Woody acknowledges the testimonial, rather feebly I thought, with, "Well, you keep up the good work, huh," and the two men embrace. It seems highly unlikely that Getchell wrote this sanctimonious exchange. If anything, he and Ashby seem to be working at cross purposes on several occasions.

The confrontations between underdogs and figures of authority in "Bound for Glory" usually terminate in fights or shooting of almost apologetic gratuitousness. And the impoverished settings become almost ornamental: You wonder how long it took the company to build that exquisitely squalid Hooverville or dress all those extras in flawless rags and tatters.

Haskell Wexler's photography isn't glossy; the color is textured and burnished and saturated with air or dust. There's one unforgetable sensuous experience: the ordeal of a town hit by a dust storm. The dust rolls in on a majestic special effects shot devised by Sass Bedig, but the aftermath - a night with the Guthries - seems even more terrifying, because the dust is an inescapable element inside the house.

Nevertheless, the images impose themselves too often. Ashby seems to have fallen willingly into the picturesque trap, which reaches an absurd level when Woody is beaten up and thrown out of a warehouse, but our attention is drawn to the fabulous, misty yellow of the building instead of the battered hero.

The movie might have gotten by without a dramatic focus if it followed through on the lyricism of the early episodes.Woody appears to be accumulating the raw experience that will be transformed in the lyrics of his songs, but Ashby deprives us of this form of resolution by shortchanging Carradine's numbers in the second things - the title song, "Hard Trave-half of the picture.

We get snatches of all sorts of lin'," "Pastures of Plenty," "Howdiddo," "Hobo's Lullaby," "Better World A-Comin'," "Union Maids," "Oklahoma Hills," "This Land is Your Land," "Deportee," etc., etc. - but never a complete, satisfying performance. The snatches seem even more frustrating because Carradine sounds compelling: There's a genuine emotional charge in his reedy, resonant voice. Indeed, it sounds far more charged than the flat, gentle twang one associates with Guthrie himeself.

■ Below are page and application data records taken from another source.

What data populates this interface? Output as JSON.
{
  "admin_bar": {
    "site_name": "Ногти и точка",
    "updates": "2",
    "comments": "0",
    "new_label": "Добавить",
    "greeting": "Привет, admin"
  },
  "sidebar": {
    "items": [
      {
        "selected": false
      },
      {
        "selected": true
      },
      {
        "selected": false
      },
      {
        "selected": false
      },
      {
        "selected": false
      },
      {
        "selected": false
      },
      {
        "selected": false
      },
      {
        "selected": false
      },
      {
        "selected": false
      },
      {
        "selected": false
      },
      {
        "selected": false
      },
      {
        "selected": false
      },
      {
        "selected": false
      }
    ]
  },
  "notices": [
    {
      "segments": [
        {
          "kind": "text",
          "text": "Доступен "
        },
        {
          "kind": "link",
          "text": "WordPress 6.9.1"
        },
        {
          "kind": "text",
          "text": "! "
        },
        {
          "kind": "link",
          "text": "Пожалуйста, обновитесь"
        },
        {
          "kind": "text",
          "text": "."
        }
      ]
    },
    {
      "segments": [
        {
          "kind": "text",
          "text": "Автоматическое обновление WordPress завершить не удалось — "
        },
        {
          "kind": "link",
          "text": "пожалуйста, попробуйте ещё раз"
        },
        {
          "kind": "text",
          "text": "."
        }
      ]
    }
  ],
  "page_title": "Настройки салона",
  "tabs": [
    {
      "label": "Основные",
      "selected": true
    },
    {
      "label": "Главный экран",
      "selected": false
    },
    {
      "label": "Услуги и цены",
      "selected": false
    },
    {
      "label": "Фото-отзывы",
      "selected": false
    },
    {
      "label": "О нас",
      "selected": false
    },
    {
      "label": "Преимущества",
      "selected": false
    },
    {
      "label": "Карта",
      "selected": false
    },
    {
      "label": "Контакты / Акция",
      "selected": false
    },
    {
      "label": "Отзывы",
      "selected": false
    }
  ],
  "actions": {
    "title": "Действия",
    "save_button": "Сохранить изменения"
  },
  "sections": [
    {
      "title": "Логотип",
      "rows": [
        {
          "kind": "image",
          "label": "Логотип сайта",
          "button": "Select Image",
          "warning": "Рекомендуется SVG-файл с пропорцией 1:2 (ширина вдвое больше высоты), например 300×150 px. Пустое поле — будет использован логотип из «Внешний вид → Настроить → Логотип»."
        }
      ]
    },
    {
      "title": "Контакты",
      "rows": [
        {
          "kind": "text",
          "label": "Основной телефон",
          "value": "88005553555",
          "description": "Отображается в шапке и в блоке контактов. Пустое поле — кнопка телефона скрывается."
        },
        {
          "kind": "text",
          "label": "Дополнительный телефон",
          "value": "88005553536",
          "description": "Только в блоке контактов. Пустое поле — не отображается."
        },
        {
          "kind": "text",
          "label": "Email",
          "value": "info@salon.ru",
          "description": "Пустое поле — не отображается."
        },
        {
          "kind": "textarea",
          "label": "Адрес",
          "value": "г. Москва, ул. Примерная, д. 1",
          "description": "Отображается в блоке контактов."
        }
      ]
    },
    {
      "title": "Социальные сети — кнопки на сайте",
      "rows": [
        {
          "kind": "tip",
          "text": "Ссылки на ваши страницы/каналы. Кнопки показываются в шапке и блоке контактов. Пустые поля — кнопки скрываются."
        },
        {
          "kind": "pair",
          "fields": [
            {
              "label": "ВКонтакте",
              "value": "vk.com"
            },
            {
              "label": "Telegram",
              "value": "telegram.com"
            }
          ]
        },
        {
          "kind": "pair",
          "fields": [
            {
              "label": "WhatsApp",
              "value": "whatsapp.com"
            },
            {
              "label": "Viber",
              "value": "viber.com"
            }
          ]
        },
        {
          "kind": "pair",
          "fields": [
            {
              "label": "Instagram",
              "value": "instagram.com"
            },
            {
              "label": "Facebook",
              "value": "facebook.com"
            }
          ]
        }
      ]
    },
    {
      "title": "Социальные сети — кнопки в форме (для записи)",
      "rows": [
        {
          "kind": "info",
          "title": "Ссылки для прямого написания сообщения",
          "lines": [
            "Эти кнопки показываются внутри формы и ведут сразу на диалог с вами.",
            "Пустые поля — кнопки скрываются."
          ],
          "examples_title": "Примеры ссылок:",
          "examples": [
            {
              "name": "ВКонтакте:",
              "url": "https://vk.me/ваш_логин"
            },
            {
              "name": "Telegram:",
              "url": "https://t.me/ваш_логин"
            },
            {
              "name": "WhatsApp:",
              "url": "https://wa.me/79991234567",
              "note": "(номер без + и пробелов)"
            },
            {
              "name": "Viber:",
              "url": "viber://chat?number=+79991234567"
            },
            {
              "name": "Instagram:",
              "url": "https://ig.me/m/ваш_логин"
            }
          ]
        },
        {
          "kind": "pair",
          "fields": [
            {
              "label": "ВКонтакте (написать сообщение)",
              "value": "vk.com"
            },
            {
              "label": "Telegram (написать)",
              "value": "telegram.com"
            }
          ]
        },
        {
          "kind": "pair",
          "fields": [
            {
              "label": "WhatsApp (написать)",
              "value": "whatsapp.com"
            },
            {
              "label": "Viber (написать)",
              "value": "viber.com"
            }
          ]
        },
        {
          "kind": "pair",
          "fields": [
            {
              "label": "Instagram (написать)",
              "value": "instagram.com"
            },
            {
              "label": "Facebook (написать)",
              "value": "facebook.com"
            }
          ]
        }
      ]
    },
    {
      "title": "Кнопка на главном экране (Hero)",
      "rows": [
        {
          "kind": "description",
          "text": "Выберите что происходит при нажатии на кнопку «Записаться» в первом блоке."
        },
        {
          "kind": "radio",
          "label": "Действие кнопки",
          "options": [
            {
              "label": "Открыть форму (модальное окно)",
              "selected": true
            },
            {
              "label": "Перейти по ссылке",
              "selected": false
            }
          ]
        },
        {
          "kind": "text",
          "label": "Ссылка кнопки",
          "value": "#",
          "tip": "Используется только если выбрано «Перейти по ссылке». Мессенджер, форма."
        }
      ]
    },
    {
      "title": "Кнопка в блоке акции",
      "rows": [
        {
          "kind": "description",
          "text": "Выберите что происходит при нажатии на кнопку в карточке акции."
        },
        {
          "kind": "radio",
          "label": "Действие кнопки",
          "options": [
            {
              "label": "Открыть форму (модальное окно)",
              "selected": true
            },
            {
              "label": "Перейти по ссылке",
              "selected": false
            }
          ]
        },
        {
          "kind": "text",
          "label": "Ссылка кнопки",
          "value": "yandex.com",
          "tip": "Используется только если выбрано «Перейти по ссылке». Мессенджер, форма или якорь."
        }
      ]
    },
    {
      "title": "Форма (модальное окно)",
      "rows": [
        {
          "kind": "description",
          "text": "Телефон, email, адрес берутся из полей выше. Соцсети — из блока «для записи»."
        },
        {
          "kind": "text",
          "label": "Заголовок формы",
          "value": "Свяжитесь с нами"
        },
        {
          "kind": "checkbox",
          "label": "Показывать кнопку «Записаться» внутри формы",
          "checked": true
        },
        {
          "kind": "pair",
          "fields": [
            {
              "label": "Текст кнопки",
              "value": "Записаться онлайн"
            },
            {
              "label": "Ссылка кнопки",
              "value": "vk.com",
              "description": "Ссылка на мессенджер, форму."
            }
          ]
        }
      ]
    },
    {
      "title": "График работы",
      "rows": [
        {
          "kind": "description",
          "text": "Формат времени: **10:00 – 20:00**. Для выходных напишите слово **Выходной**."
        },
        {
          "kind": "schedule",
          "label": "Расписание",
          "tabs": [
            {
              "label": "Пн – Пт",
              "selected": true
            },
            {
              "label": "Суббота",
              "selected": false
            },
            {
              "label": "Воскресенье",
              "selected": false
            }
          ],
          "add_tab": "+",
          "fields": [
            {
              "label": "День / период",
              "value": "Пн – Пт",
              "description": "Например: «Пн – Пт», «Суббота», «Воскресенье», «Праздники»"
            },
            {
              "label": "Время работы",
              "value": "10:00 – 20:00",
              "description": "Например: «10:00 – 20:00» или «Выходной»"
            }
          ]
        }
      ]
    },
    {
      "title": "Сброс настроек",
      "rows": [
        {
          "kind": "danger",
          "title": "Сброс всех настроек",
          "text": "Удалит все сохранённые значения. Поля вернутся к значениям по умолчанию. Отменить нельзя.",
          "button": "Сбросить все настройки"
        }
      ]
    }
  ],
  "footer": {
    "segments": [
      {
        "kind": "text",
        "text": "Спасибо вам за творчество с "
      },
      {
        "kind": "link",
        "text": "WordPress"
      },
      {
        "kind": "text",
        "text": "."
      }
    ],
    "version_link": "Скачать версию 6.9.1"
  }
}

Failing to resolve the movie dramatically or musically, Ashby leaves us with the options of relishing his political sentimentalists or surving on images of their won beautiful sake. The images weren't enough in "The Molly Maguires" or "Barry Lyndon," and they aren't enough here. "Bound for Glory" places one in the unhappy position of feeling cheated by "quality" moviemaking.